Last week, I wrote about some things that I had learned to do with Google. Two of the things that I learned then involved mouse/keyboard shortcuts, mainly within Chrome, rather than on the Google site itself. One of the things that I was most excited to learn was the CTRL + left click to open up links in a new tab instead of the same window. For a while it was very helpful, that is until I learned of an easier way. Today, I decided to see what other tips and tricks there are with just the mouse and keyboard.
While using the CTRL + left click to open up links in a tab is easier than having to right click and select ‘Open in a new tab’, you can also achieve the same effect with just the mouse. Well, most modern mouses* that is. Most people already know that the scroller wheel on the mouse is a great way to navigate up and down webpages, documents, etc., and you may even know that the scroller wheel is a button. Turns out that when you click the scroller wheel/button on a link in a web browser, it opens up the link a new tab.
You can also click on any open tab with the scroller wheel to close it.
You can select text in a text document by dragging your mouse over the text you want to select. You can also use the SHIFT + left mouse button to select text from one point to another. I think this is something that many people already know about. The problem is, when you want to select text it always selects the whole line.
What if you only want to select the first part of each line, as if it were in a column. Well, you can do that too. Press ALT + left mouse button to activate the feature, and you’ll be able to select text as if it were in a column (once you’ve started to drag, you can stop pressing the ALT key).
If you drag a file from one folder to another on your computer it will automatically move it (so long as it’s on the same drive), removing it from the original folder. Sometimes that’s what you want to do, but other times what if you want to leave the original file in it’s place and make a copy? You can of course right click, copy, and paste (the CTRL+C/CTRL+V keyboard shortcuts also work). You can also, however, use a combination of the keyboard and mouse to do the same. Just press hold the CTRL key and drag with the left mouse button and it will automatically make a copy in the new location rather than just moving the file.
The trick above described moving files from one place to another on the same drive on your computer (e.g. between two folders on your C:/ drive).

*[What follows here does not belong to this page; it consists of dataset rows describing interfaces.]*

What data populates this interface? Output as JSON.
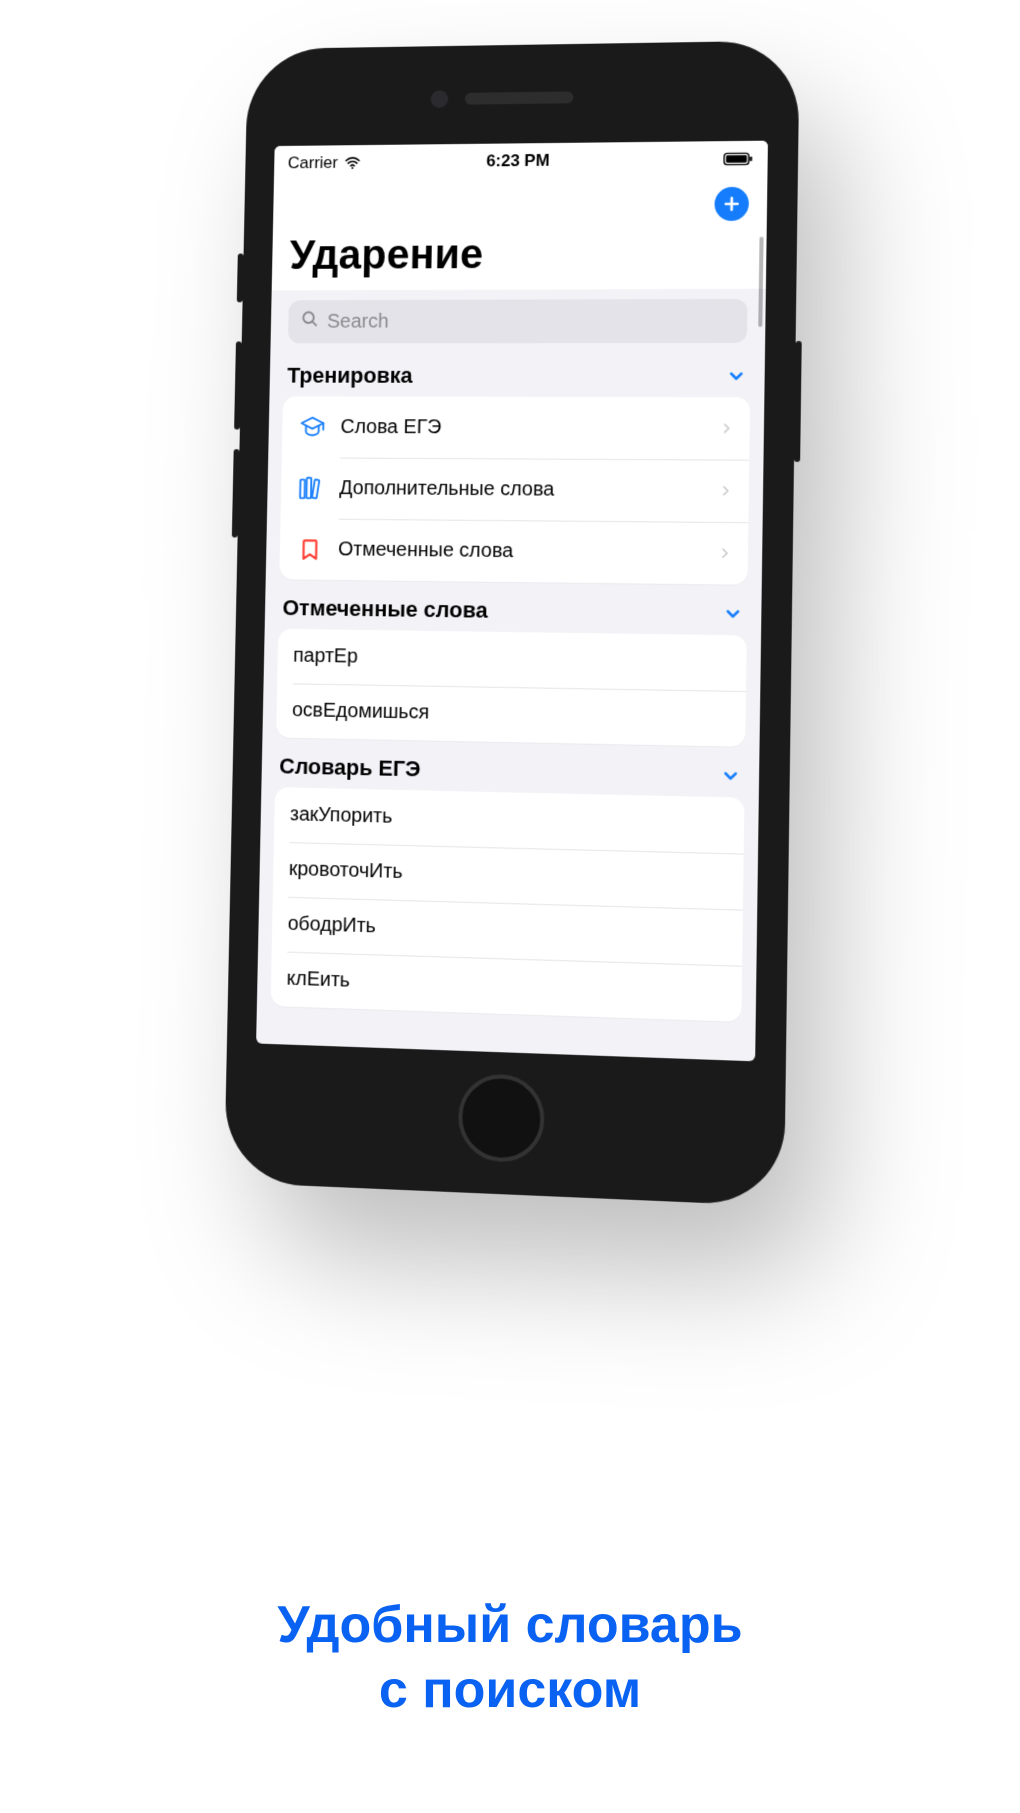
{
  "statusbar": {
    "carrier": "Carrier",
    "time": "6:23 PM"
  },
  "header": {
    "title": "Ударение"
  },
  "search": {
    "placeholder": "Search"
  },
  "sections": {
    "training": {
      "title": "Тренировка",
      "items": [
        {
          "label": "Слова ЕГЭ"
        },
        {
          "label": "Дополнительные слова"
        },
        {
          "label": "Отмеченные слова"
        }
      ]
    },
    "marked": {
      "title": "Отмеченные слова",
      "words": [
        "партЕр",
        "освЕдомишься"
      ]
    },
    "ege": {
      "title": "Словарь ЕГЭ",
      "words": [
        "закУпорить",
        "кровоточИть",
        "ободрИть",
        "клЕить"
      ]
    }
  },
  "promo": {
    "line1": "Удобный словарь",
    "line2": "с поиском"
  }
}
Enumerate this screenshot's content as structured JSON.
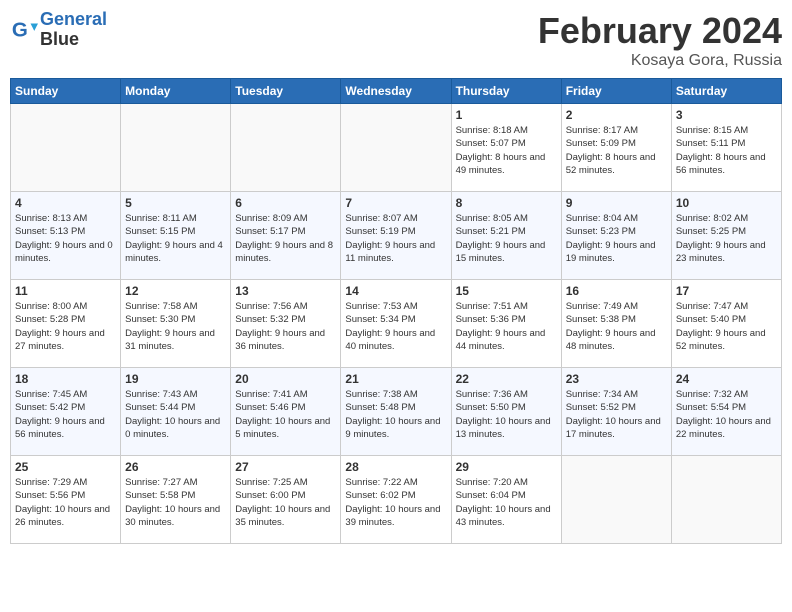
{
  "logo": {
    "line1": "General",
    "line2": "Blue"
  },
  "title": "February 2024",
  "location": "Kosaya Gora, Russia",
  "days_of_week": [
    "Sunday",
    "Monday",
    "Tuesday",
    "Wednesday",
    "Thursday",
    "Friday",
    "Saturday"
  ],
  "weeks": [
    [
      {
        "num": "",
        "sunrise": "",
        "sunset": "",
        "daylight": ""
      },
      {
        "num": "",
        "sunrise": "",
        "sunset": "",
        "daylight": ""
      },
      {
        "num": "",
        "sunrise": "",
        "sunset": "",
        "daylight": ""
      },
      {
        "num": "",
        "sunrise": "",
        "sunset": "",
        "daylight": ""
      },
      {
        "num": "1",
        "sunrise": "8:18 AM",
        "sunset": "5:07 PM",
        "daylight": "8 hours and 49 minutes."
      },
      {
        "num": "2",
        "sunrise": "8:17 AM",
        "sunset": "5:09 PM",
        "daylight": "8 hours and 52 minutes."
      },
      {
        "num": "3",
        "sunrise": "8:15 AM",
        "sunset": "5:11 PM",
        "daylight": "8 hours and 56 minutes."
      }
    ],
    [
      {
        "num": "4",
        "sunrise": "8:13 AM",
        "sunset": "5:13 PM",
        "daylight": "9 hours and 0 minutes."
      },
      {
        "num": "5",
        "sunrise": "8:11 AM",
        "sunset": "5:15 PM",
        "daylight": "9 hours and 4 minutes."
      },
      {
        "num": "6",
        "sunrise": "8:09 AM",
        "sunset": "5:17 PM",
        "daylight": "9 hours and 8 minutes."
      },
      {
        "num": "7",
        "sunrise": "8:07 AM",
        "sunset": "5:19 PM",
        "daylight": "9 hours and 11 minutes."
      },
      {
        "num": "8",
        "sunrise": "8:05 AM",
        "sunset": "5:21 PM",
        "daylight": "9 hours and 15 minutes."
      },
      {
        "num": "9",
        "sunrise": "8:04 AM",
        "sunset": "5:23 PM",
        "daylight": "9 hours and 19 minutes."
      },
      {
        "num": "10",
        "sunrise": "8:02 AM",
        "sunset": "5:25 PM",
        "daylight": "9 hours and 23 minutes."
      }
    ],
    [
      {
        "num": "11",
        "sunrise": "8:00 AM",
        "sunset": "5:28 PM",
        "daylight": "9 hours and 27 minutes."
      },
      {
        "num": "12",
        "sunrise": "7:58 AM",
        "sunset": "5:30 PM",
        "daylight": "9 hours and 31 minutes."
      },
      {
        "num": "13",
        "sunrise": "7:56 AM",
        "sunset": "5:32 PM",
        "daylight": "9 hours and 36 minutes."
      },
      {
        "num": "14",
        "sunrise": "7:53 AM",
        "sunset": "5:34 PM",
        "daylight": "9 hours and 40 minutes."
      },
      {
        "num": "15",
        "sunrise": "7:51 AM",
        "sunset": "5:36 PM",
        "daylight": "9 hours and 44 minutes."
      },
      {
        "num": "16",
        "sunrise": "7:49 AM",
        "sunset": "5:38 PM",
        "daylight": "9 hours and 48 minutes."
      },
      {
        "num": "17",
        "sunrise": "7:47 AM",
        "sunset": "5:40 PM",
        "daylight": "9 hours and 52 minutes."
      }
    ],
    [
      {
        "num": "18",
        "sunrise": "7:45 AM",
        "sunset": "5:42 PM",
        "daylight": "9 hours and 56 minutes."
      },
      {
        "num": "19",
        "sunrise": "7:43 AM",
        "sunset": "5:44 PM",
        "daylight": "10 hours and 0 minutes."
      },
      {
        "num": "20",
        "sunrise": "7:41 AM",
        "sunset": "5:46 PM",
        "daylight": "10 hours and 5 minutes."
      },
      {
        "num": "21",
        "sunrise": "7:38 AM",
        "sunset": "5:48 PM",
        "daylight": "10 hours and 9 minutes."
      },
      {
        "num": "22",
        "sunrise": "7:36 AM",
        "sunset": "5:50 PM",
        "daylight": "10 hours and 13 minutes."
      },
      {
        "num": "23",
        "sunrise": "7:34 AM",
        "sunset": "5:52 PM",
        "daylight": "10 hours and 17 minutes."
      },
      {
        "num": "24",
        "sunrise": "7:32 AM",
        "sunset": "5:54 PM",
        "daylight": "10 hours and 22 minutes."
      }
    ],
    [
      {
        "num": "25",
        "sunrise": "7:29 AM",
        "sunset": "5:56 PM",
        "daylight": "10 hours and 26 minutes."
      },
      {
        "num": "26",
        "sunrise": "7:27 AM",
        "sunset": "5:58 PM",
        "daylight": "10 hours and 30 minutes."
      },
      {
        "num": "27",
        "sunrise": "7:25 AM",
        "sunset": "6:00 PM",
        "daylight": "10 hours and 35 minutes."
      },
      {
        "num": "28",
        "sunrise": "7:22 AM",
        "sunset": "6:02 PM",
        "daylight": "10 hours and 39 minutes."
      },
      {
        "num": "29",
        "sunrise": "7:20 AM",
        "sunset": "6:04 PM",
        "daylight": "10 hours and 43 minutes."
      },
      {
        "num": "",
        "sunrise": "",
        "sunset": "",
        "daylight": ""
      },
      {
        "num": "",
        "sunrise": "",
        "sunset": "",
        "daylight": ""
      }
    ]
  ]
}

If you want to drag files from one location to another when both locations are not on the same drive, for example from a USB flash drive to your computer’s hard drive, then it will automatically copy the files and not remove them from the original location, essentially the opposite of the situation described above. But what if this time you want to move the files and not copy them? Well, it’s pretty much the same, except instead of the CTRL key, press the SHIFT key and drag with the left mouse button to move the files from one drive to another.
If the above two methods are all too much, there is one more way that you can quite easily move files and decide whether to move them or copy them. This time, don’t press any keys on the keyboard. Then rather than dragging with the left mouse button, simply drag the file from one location to the next with the right mouse button. This won’t copy/move the file immediately, but will give you a pop-up menu, so you can choose whether to copy, move or make a shortcut.

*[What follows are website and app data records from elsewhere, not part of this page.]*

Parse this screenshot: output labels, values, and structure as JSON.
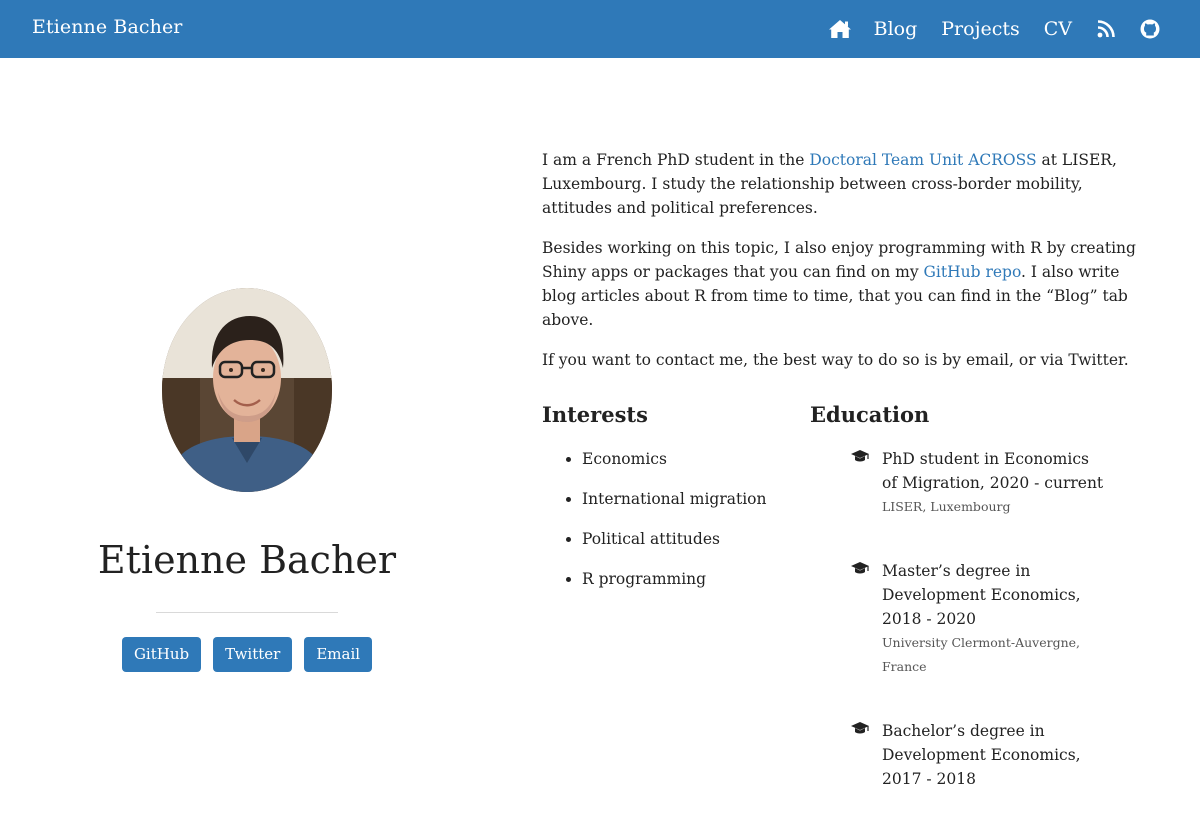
{
  "navbar": {
    "brand": "Etienne Bacher",
    "links": [
      "Blog",
      "Projects",
      "CV"
    ],
    "icons": [
      "home-icon",
      "rss-icon",
      "github-icon"
    ],
    "background": "#2f79b8"
  },
  "profile": {
    "name": "Etienne Bacher",
    "buttons": [
      "GitHub",
      "Twitter",
      "Email"
    ]
  },
  "about": {
    "p1_a": "I am a French PhD student in the ",
    "p1_link": "Doctoral Team Unit ACROSS",
    "p1_b": " at LISER, Luxembourg. I study the relationship between cross-border mobility, attitudes and political preferences.",
    "p2_a": "Besides working on this topic, I also enjoy programming with R by creating Shiny apps or packages that you can find on my ",
    "p2_link": "GitHub repo",
    "p2_b": ". I also write blog articles about R from time to time, that you can find in the “Blog” tab above.",
    "p3": "If you want to contact me, the best way to do so is by email, or via Twitter."
  },
  "interests": {
    "title": "Interests",
    "items": [
      "Economics",
      "International migration",
      "Political attitudes",
      "R programming"
    ]
  },
  "education": {
    "title": "Education",
    "items": [
      {
        "degree": "PhD student in Economics of Migration, 2020 - current",
        "institution": "LISER, Luxembourg"
      },
      {
        "degree": "Master’s degree in Development Economics, 2018 - 2020",
        "institution": "University Clermont-Auvergne, France"
      },
      {
        "degree": "Bachelor’s degree in Development Economics, 2017 - 2018",
        "institution": ""
      }
    ]
  },
  "colors": {
    "accent": "#2f79b8",
    "text": "#222222"
  }
}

I don’t know whether these keyboard/mouse tricks are useful for anyone else, or how much time they do actually save—we must be talking fractions of seconds—but they’re exactly the type of thing that I like to know.
Featured image courtesy of Erik Charlton on Flickr,